What to produce: Where an entry contains a picture, skip the picture and write out everything else exactly.

····················

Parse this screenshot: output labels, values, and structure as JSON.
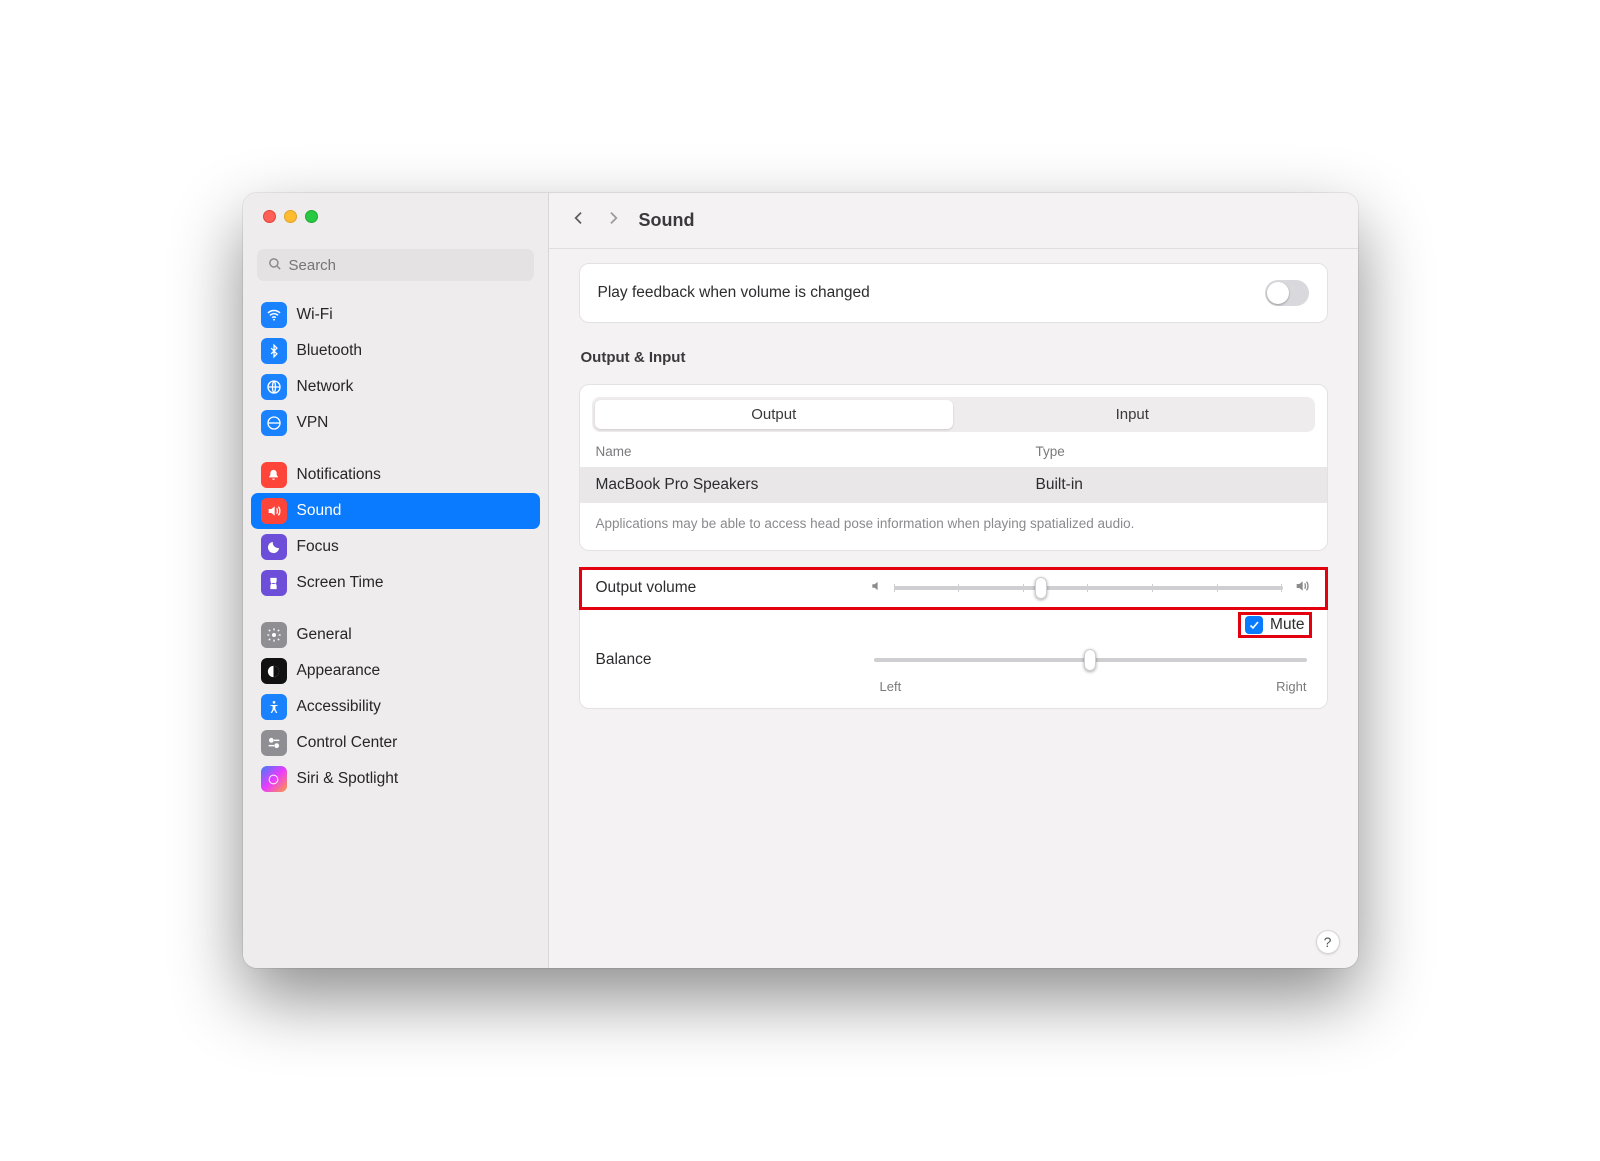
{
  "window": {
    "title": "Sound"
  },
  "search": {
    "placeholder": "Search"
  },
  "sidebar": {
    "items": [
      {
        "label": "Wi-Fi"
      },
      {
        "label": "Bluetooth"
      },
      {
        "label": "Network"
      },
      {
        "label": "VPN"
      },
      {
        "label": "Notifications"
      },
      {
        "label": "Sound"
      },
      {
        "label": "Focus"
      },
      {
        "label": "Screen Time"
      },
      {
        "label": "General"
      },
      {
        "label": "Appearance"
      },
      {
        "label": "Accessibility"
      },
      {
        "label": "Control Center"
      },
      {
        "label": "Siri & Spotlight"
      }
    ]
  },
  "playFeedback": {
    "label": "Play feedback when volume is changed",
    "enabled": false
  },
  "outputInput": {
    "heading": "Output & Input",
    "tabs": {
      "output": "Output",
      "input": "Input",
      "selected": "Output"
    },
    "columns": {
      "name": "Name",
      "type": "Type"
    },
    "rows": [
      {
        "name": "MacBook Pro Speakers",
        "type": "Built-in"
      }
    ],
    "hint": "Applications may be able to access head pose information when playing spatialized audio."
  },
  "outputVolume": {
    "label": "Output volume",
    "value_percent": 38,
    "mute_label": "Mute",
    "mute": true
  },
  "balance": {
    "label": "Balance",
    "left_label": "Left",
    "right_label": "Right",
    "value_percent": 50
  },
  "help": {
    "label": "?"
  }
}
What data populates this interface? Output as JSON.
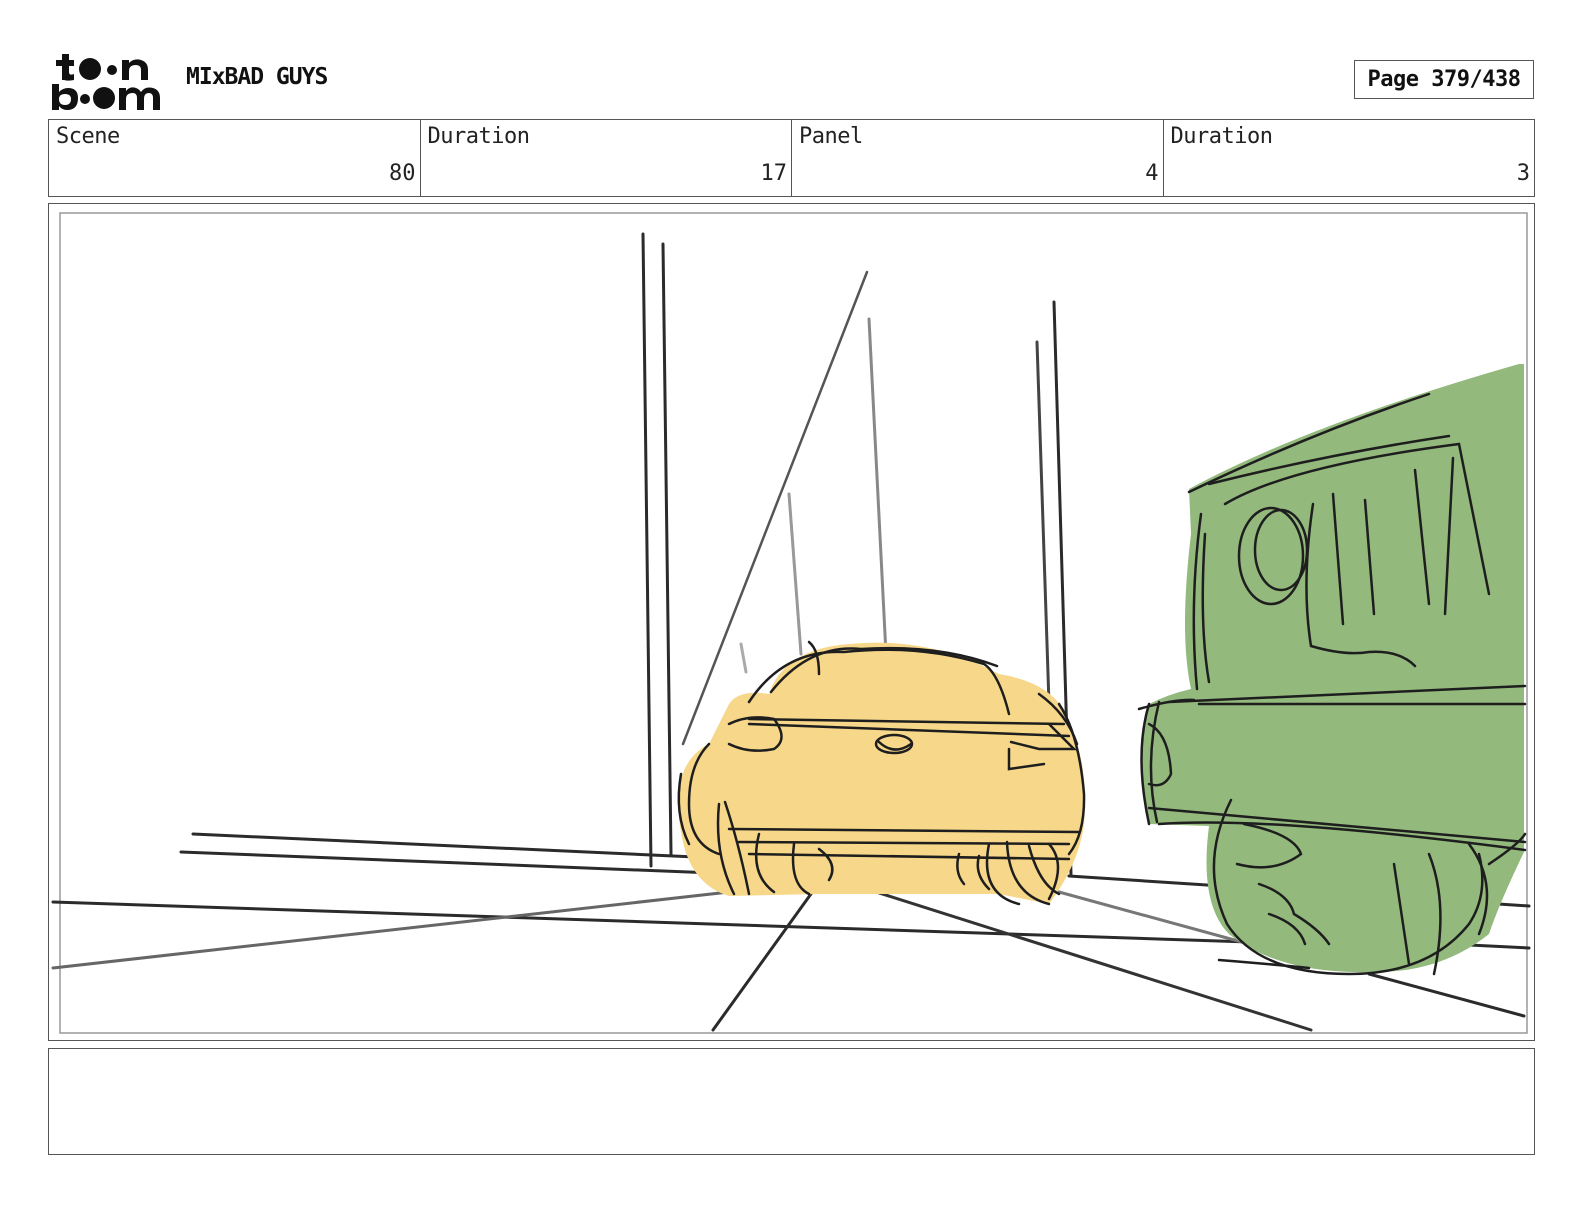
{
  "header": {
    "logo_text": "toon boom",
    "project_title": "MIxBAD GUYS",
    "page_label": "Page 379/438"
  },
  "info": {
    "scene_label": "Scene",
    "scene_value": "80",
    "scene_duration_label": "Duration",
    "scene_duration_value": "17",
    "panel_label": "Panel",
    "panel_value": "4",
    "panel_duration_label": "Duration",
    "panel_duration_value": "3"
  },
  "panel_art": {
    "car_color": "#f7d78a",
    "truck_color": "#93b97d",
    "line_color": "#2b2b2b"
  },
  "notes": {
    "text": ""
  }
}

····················

Completed exercise:
Parse this screenshot: output labels, values, and structure as JSON.
{
  "window": {
    "title": "Sound"
  },
  "search": {
    "placeholder": "Search"
  },
  "sidebar": {
    "items": [
      {
        "label": "Wi-Fi"
      },
      {
        "label": "Bluetooth"
      },
      {
        "label": "Network"
      },
      {
        "label": "VPN"
      },
      {
        "label": "Notifications"
      },
      {
        "label": "Sound"
      },
      {
        "label": "Focus"
      },
      {
        "label": "Screen Time"
      },
      {
        "label": "General"
      },
      {
        "label": "Appearance"
      },
      {
        "label": "Accessibility"
      },
      {
        "label": "Control Center"
      },
      {
        "label": "Siri & Spotlight"
      }
    ]
  },
  "playFeedback": {
    "label": "Play feedback when volume is changed",
    "enabled": false
  },
  "outputInput": {
    "heading": "Output & Input",
    "tabs": {
      "output": "Output",
      "input": "Input",
      "selected": "Output"
    },
    "columns": {
      "name": "Name",
      "type": "Type"
    },
    "rows": [
      {
        "name": "MacBook Pro Speakers",
        "type": "Built-in"
      }
    ],
    "hint": "Applications may be able to access head pose information when playing spatialized audio."
  },
  "outputVolume": {
    "label": "Output volume",
    "value_percent": 38,
    "mute_label": "Mute",
    "mute": true
  },
  "balance": {
    "label": "Balance",
    "left_label": "Left",
    "right_label": "Right",
    "value_percent": 50
  },
  "help": {
    "label": "?"
  }
}
What data populates this interface? Output as JSON.
{
  "header": {
    "logo_text": "toon boom",
    "project_title": "MIxBAD GUYS",
    "page_label": "Page 379/438"
  },
  "info": {
    "scene_label": "Scene",
    "scene_value": "80",
    "scene_duration_label": "Duration",
    "scene_duration_value": "17",
    "panel_label": "Panel",
    "panel_value": "4",
    "panel_duration_label": "Duration",
    "panel_duration_value": "3"
  },
  "panel_art": {
    "car_color": "#f7d78a",
    "truck_color": "#93b97d",
    "line_color": "#2b2b2b"
  },
  "notes": {
    "text": ""
  }
}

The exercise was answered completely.